§ **WHAT IS NEEDED**
Find every line in the records below that contains "okno", and copy it.

§ **INFORMATION PROVIDED**
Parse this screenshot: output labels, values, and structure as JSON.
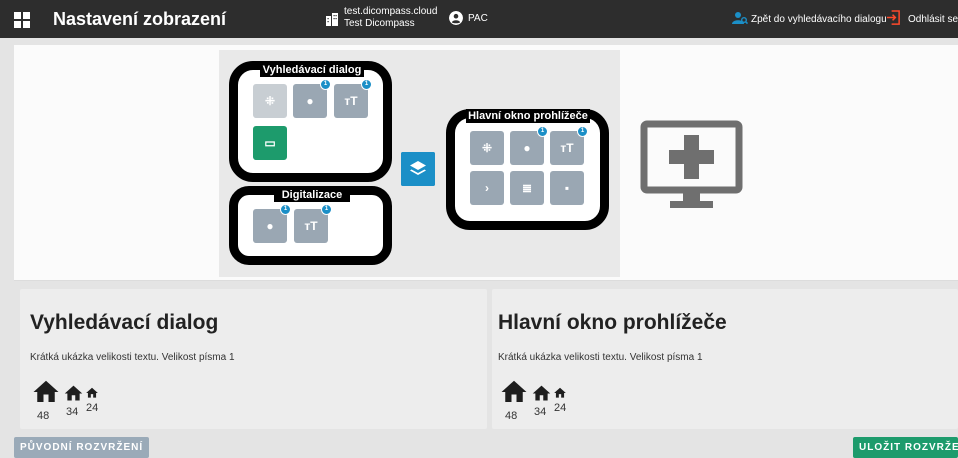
{
  "header": {
    "title": "Nastavení zobrazení",
    "tenant_url": "test.dicompass.cloud",
    "tenant_name": "Test Dicompass",
    "user": "PAC",
    "back_label": "Zpět do vyhledávacího dialogu",
    "logout_label": "Odhlásit se"
  },
  "layout_preview": {
    "panels": [
      {
        "title": "Vyhledávací dialog",
        "tiles": [
          {
            "icon": "resize-icon",
            "badge": ""
          },
          {
            "icon": "palette-icon",
            "badge": "1"
          },
          {
            "icon": "text-size-icon",
            "badge": "1"
          },
          {
            "icon": "laptop-icon",
            "badge": ""
          }
        ]
      },
      {
        "title": "Digitalizace",
        "tiles": [
          {
            "icon": "palette-icon",
            "badge": "1"
          },
          {
            "icon": "text-size-icon",
            "badge": "1"
          }
        ]
      },
      {
        "title": "Hlavní okno prohlížeče",
        "tiles": [
          {
            "icon": "resize-icon",
            "badge": ""
          },
          {
            "icon": "palette-icon",
            "badge": "1"
          },
          {
            "icon": "text-size-icon",
            "badge": "1"
          },
          {
            "icon": "chevron-right-icon",
            "badge": ""
          },
          {
            "icon": "list-icon",
            "badge": ""
          },
          {
            "icon": "square-icon",
            "badge": ""
          }
        ]
      }
    ],
    "stack_icon": "layers-icon",
    "add_icon": "add-monitor-icon"
  },
  "cards": [
    {
      "title": "Vyhledávací dialog",
      "sample": "Krátká ukázka velikosti textu. Velikost písma 1",
      "sizes": [
        "48",
        "34",
        "24"
      ]
    },
    {
      "title": "Hlavní okno prohlížeče",
      "sample": "Krátká ukázka velikosti textu. Velikost písma 1",
      "sizes": [
        "48",
        "34",
        "24"
      ]
    }
  ],
  "buttons": {
    "reset": "PŮVODNÍ ROZVRŽENÍ",
    "save": "ULOŽIT ROZVRŽENÍ"
  },
  "colors": {
    "header_bg": "#2d2d2d",
    "accent_blue": "#1b8fc7",
    "accent_green": "#1d9b6c",
    "tile_grey": "#9aa7b3",
    "logout_red": "#ff4a2b"
  }
}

§ **YOUR SOLUTION**
        "title": "Hlavní okno prohlížeče",
      "title": "Hlavní okno prohlížeče",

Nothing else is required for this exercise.